Bringing kelp forests back to life
Kelp forest ecosystems are declining around the world. In response, marine managers are working to restore and counteract these declines.
Giant kelp grows in dense stands known as kelp forests. Kelp forests, defined here as habitat-forming brown algae in the orders Laminariales, Fucales, and Desmarestiales, are globally distributed habitats which have declined around the world
Kelp forests, defined here as habitat-forming brown algae, have a really important job in maintaining water quality in coastal areas. Thriving stands of giant kelp, which grows up to 40 metres high and at a pace of up to half a meter a day, provide habitat for fur seals, seahorses, weedy sea dragons, rock lobsters, abalone and fish.
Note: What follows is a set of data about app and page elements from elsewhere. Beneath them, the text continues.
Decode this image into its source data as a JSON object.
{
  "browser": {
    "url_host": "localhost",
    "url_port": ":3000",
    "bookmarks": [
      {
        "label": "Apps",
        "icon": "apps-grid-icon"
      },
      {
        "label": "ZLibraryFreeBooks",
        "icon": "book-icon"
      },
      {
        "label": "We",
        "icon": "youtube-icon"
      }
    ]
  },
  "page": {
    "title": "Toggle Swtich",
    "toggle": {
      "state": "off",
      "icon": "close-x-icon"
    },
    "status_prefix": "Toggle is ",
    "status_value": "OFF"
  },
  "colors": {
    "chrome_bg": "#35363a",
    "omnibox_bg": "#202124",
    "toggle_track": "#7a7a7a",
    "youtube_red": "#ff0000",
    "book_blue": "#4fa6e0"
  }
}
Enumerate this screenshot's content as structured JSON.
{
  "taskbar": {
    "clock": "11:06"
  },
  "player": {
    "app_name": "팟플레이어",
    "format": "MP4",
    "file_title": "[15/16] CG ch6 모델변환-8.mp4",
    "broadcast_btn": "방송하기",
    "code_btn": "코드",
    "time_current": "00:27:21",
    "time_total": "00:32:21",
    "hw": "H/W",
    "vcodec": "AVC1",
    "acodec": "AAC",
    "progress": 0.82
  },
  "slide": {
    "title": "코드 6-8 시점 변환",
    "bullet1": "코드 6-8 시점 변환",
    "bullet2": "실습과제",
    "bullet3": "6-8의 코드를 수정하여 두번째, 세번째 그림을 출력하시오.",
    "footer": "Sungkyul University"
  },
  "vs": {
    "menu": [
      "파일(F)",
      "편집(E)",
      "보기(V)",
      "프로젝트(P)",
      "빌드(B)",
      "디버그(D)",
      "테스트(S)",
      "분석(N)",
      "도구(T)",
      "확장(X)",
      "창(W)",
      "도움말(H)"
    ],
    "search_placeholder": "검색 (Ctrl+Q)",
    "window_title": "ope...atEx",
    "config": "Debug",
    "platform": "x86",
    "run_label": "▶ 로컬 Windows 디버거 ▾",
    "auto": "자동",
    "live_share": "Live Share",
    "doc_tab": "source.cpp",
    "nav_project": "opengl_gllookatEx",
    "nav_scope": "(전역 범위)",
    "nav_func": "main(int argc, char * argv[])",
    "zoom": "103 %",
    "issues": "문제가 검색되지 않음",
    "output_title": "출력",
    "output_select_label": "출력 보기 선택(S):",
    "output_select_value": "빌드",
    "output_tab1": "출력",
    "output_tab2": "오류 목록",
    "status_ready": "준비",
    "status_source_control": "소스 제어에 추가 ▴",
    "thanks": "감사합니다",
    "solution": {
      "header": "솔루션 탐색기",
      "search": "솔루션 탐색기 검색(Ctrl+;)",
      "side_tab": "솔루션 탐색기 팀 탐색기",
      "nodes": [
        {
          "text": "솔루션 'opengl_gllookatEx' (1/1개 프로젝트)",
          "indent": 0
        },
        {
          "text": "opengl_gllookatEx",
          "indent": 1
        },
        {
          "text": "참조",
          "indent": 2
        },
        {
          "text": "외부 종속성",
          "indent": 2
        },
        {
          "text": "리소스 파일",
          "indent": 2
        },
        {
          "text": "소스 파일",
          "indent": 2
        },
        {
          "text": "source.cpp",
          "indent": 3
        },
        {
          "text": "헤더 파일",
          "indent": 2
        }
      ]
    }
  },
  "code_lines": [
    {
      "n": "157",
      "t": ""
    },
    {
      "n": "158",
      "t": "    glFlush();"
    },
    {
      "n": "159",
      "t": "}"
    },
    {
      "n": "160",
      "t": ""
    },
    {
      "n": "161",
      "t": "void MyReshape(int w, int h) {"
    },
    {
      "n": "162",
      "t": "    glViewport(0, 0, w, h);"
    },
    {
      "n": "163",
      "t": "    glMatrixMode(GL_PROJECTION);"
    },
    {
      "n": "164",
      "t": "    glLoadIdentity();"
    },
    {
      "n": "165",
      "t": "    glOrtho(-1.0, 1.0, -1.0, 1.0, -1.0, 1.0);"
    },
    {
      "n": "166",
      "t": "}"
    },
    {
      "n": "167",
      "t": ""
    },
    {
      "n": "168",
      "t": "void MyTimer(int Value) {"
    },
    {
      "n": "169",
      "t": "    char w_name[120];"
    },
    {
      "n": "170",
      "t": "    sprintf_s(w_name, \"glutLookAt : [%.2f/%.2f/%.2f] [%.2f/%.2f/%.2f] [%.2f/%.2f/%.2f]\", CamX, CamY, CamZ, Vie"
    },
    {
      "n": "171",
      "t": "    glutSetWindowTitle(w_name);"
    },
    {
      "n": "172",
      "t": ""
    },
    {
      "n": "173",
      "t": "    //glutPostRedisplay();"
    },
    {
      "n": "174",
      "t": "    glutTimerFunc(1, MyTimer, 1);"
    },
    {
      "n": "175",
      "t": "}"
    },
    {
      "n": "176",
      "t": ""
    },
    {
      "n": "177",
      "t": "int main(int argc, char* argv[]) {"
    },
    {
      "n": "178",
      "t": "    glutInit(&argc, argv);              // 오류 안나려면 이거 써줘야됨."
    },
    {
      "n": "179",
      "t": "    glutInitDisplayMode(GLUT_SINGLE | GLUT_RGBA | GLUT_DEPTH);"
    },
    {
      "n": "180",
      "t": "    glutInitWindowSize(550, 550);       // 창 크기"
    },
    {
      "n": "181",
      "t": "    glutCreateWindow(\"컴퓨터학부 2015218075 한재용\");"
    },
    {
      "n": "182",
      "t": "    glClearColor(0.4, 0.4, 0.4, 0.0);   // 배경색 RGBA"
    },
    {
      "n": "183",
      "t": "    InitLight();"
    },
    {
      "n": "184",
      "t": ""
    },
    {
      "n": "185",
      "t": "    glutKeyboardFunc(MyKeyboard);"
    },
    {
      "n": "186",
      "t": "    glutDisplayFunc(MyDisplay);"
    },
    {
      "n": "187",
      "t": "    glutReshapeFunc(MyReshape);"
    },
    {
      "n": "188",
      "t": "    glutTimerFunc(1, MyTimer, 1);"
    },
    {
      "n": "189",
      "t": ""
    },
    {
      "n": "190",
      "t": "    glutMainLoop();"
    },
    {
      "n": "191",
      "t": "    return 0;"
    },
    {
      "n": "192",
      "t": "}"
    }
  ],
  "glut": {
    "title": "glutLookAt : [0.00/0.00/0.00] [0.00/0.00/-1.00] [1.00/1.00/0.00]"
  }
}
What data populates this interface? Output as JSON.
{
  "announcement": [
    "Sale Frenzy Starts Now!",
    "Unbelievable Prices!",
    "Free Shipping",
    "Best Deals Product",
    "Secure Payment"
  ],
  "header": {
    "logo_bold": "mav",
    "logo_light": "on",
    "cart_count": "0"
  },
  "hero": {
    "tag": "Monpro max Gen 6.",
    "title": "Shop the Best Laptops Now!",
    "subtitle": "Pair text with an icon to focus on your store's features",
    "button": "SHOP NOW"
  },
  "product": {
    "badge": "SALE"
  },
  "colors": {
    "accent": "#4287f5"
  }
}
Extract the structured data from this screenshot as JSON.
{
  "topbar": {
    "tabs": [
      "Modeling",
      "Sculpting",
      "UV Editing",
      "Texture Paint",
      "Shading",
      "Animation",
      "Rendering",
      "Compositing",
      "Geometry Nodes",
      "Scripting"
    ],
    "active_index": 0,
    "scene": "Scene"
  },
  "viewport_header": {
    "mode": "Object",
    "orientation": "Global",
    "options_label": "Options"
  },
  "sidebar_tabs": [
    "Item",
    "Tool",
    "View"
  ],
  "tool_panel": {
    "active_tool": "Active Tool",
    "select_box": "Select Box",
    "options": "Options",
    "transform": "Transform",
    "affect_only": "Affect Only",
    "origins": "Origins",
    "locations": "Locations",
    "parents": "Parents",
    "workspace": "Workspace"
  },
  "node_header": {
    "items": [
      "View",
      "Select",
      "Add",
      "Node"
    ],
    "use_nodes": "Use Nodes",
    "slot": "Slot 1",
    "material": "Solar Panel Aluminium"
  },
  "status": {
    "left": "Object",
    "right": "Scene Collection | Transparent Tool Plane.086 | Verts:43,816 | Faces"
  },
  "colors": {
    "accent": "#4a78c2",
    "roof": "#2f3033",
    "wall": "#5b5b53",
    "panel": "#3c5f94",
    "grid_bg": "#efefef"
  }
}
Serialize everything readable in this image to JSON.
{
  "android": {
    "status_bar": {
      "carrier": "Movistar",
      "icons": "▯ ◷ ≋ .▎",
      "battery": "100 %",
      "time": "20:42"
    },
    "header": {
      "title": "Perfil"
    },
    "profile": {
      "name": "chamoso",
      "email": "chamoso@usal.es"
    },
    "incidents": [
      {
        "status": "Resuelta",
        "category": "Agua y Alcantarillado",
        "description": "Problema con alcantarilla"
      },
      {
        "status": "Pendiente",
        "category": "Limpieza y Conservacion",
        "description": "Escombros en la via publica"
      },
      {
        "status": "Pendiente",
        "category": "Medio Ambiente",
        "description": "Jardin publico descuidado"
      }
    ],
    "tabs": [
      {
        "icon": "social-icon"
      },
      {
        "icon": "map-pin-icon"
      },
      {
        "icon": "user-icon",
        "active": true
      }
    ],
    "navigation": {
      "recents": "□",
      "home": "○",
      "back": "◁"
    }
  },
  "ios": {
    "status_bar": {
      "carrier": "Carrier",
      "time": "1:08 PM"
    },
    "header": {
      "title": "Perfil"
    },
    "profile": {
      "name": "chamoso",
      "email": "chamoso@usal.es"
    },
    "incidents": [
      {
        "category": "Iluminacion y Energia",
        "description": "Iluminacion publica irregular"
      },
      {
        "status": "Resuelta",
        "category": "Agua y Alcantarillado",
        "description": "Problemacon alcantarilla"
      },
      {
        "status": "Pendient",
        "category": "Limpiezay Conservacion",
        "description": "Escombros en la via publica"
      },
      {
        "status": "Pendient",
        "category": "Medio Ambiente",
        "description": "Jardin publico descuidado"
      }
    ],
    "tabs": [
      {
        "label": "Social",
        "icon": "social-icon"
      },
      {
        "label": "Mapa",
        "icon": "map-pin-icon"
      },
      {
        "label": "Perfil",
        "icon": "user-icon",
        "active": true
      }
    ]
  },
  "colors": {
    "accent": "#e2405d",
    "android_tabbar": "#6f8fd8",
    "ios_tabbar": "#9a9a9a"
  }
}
In Tasmania the once thick underwater forests off the east coast used to be so dense they were marked as shipping hazards on nautical charts. But since the 1960s, Tasmania’s giant kelp has all but vanished. Most of it has been killed off by warm waters pushed southwards by the east Australian current.
Restoration efforts provide hope the precious habitats can be rejuvenated along with their associated ecosystem services. According to a recent analysis of kelp projects spanning 1957 to 2020, restoration efforts around the world are increasing in frequency.
Coral reefs and the Great Barrier Reef get a lot of attention, and a lot of funding,” Dr Cayne Layton, of the University of Tasmania’s Institute of Marine and Antarctic Studies, told the Guardian. “Kelp forests and many other temperate, or cold water, marine ecosystems really suffer from an ‘out of sight, out of mind’ kind of mentality.”
Dr Layton's team has grown and planted giant kelp that is naturally more tolerant of warm water – up to 4C more heat-resistant than average. He hopes the heat-tolerant plantings could be more resilient to low nutrients.
In addition to their ecological benefits, kelp forests are also economically and culturally significant. Kelp is estimated to generate $100,000 USD a hectare a year, amounting to billions of dollars annually. It is harvested and refined to yield alginates, compounds used widely as a thickener in foods and cosmetic products.